Cammell Laird’s workforce might well want us to think of them as muscle bound shipwrights hammering steel and iron in the dry dock furnaces of Birkenhead. But even they had dress-down Fridays. When they weren’t riveting warships together they were making dinky little buckets which splashed and sprayed like a baby on freshly laid Pampers.
And so, with some irony, the great shipbuilder’s legacy in Liverpool is not some moored-up Dazzle Ship or the scything profile of a great liner, but Beetham Plaza’s ‘Bucket Fountain’. For it was the men of Lairds who welded this sculpture to life, over forty years ago.
Yet it’s a miracle the Bucket Fountain is still with us. In the (we hear) crazy 60s, kinetic sound-sculptures like this could be found soaking civic squares from Wellington to Seattle. But delicate-eared locals objected to them, complaining that they sounded too much like flushing toilets.
To us, they had an altogether different resonance. They represented the turbulence and unpredictability of waves (that and the fact that flushing toilets didn’t reach some parts of Kensington until Hatton had them personally installed).

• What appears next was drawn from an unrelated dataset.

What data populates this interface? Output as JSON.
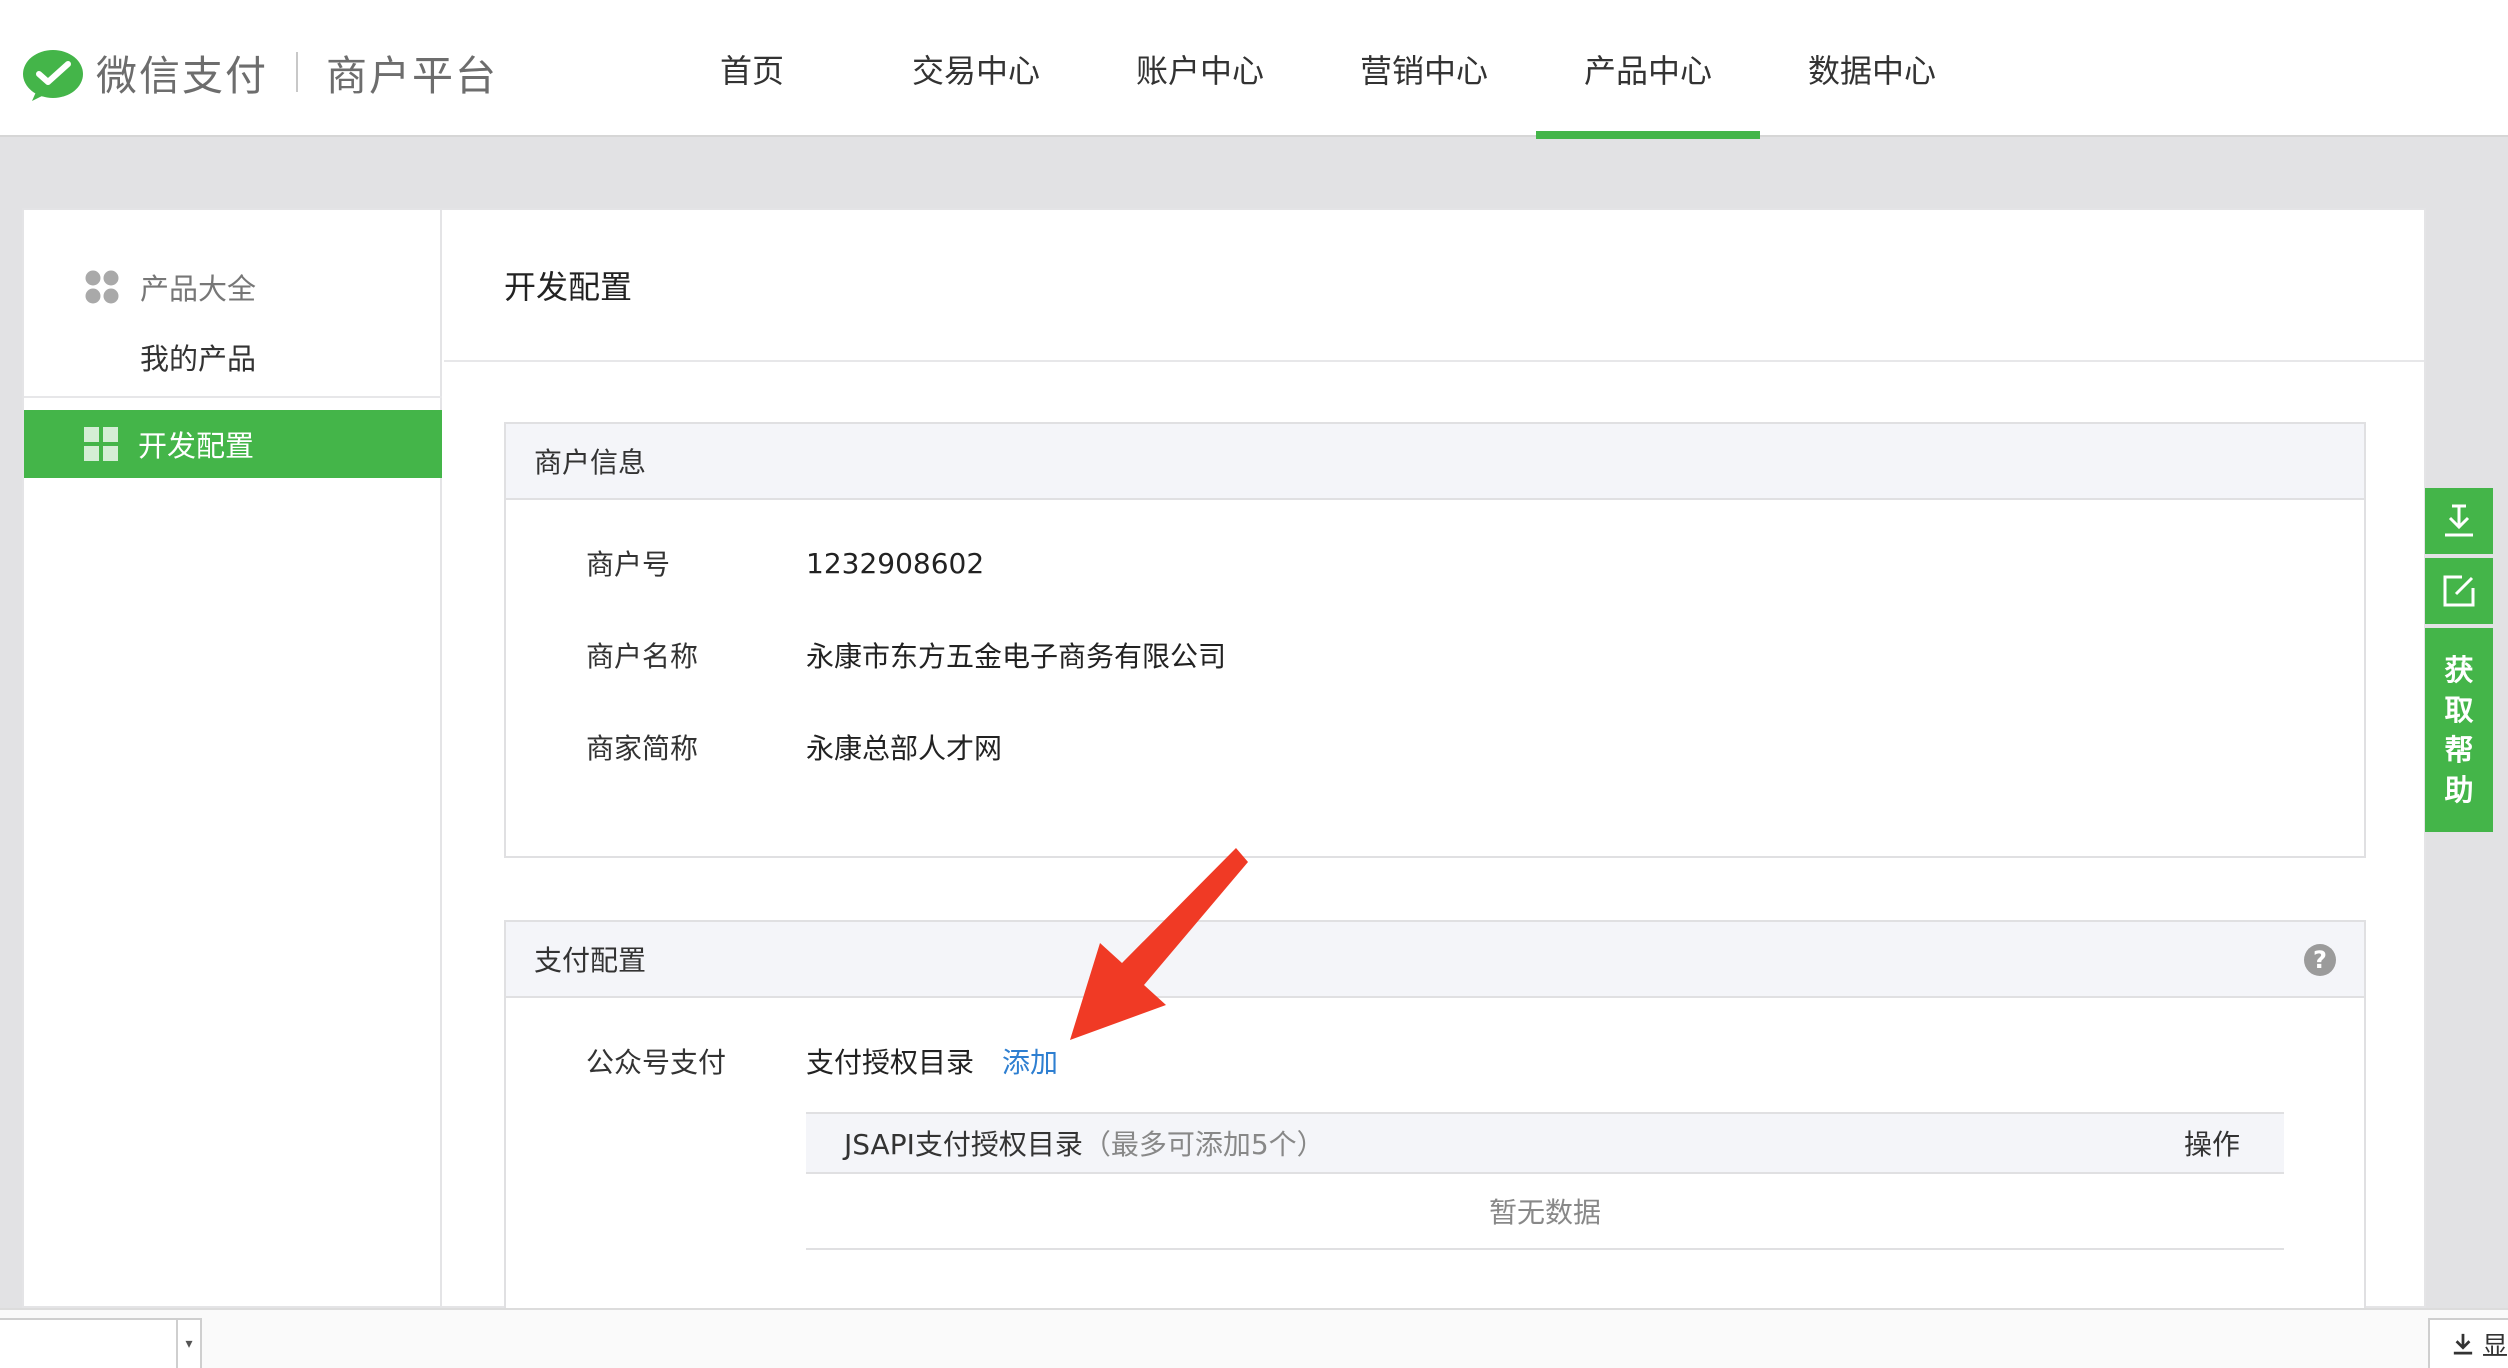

At least, that’s what Welsh sculptor, Richard Huws envisaged when he created the piece.
“It is a waterfall of a strange new kind,” Huws told the Merseyside Civic Society when the piece was installed. “Instead of streaming steadily, water hurtles down unexpectedly in detatched lumps in all directions.”
Huws was a man with previous. He created a stunning 43 foot high water sculpture at the Festival of Britain in 1951 and, today examples of his work can be seen in Tokyo and New York, although precious little remains intact in the UK.
Water was, most definitely, Huws’ thing. Which is another irony in this little tale. For Huws, and his patchwork-artist wife Edrica lived in darkest Anglesey with neither electricity nor running water, throughout the 1960s.
“The sight and sound of waterfalls is so spellbinding that they have always been centres of attraction in the landscape, and in the places where we work we are prompted to create them artificially,” Huws said, adding that the ‘perpetual bubblings’ of man-made fountains bored him to tears. For him, there had to be a twist.
“To make it more exciting we contrive various means of providing additional animation, a very simple device which interrupts the regular flow, so as to create a round of action. The sound and movement of which is no longer that of the ever-monotonous bubbling river, but that of the restless, temperamental sea…”
Recently the sculpture has been given a lick of paint, and a new lease of watery life. And, if you’re lucky, it’s sometimes turned on. Which is, kinda, the point of it.
Originally destined for some nameless new town in Lancashire, the Arts Council stepped in and contributed £750 towards the Merseyside Civic Society’s campaign to have the sculpture relocated along the banks of the Mersey – on the site of the old Goree Warehouse. And, should you be brave enough to get close, you’ll notice an African shield on the base. If you’re not, the shield’s inscription reads:
“Originally two arcaded warehouses in the middle of the old dock road was named after the island ‘Goree’ off the west coast of Africa. On the 14th September 1822, the Piazza was gutted by a spectacular fire, described by Thomas De Quincy. In 1817 Washington Irving worked at the American Consul in Liverpool, had his office at Washington House – Goree. The old Piazza was severely bombed in the air raids of 1941 and finally demolished between 1948 and 1950. In 1967, to mark the completion of the new piazza this plaque was kindly presented by Cammell Laird and Co, builders of the fountain.”
What a shame the tipping buckets weren’t around at the time of the fire. Could have saved a heck of a lot of trouble. Although, chances are, they’d have been turned off then too.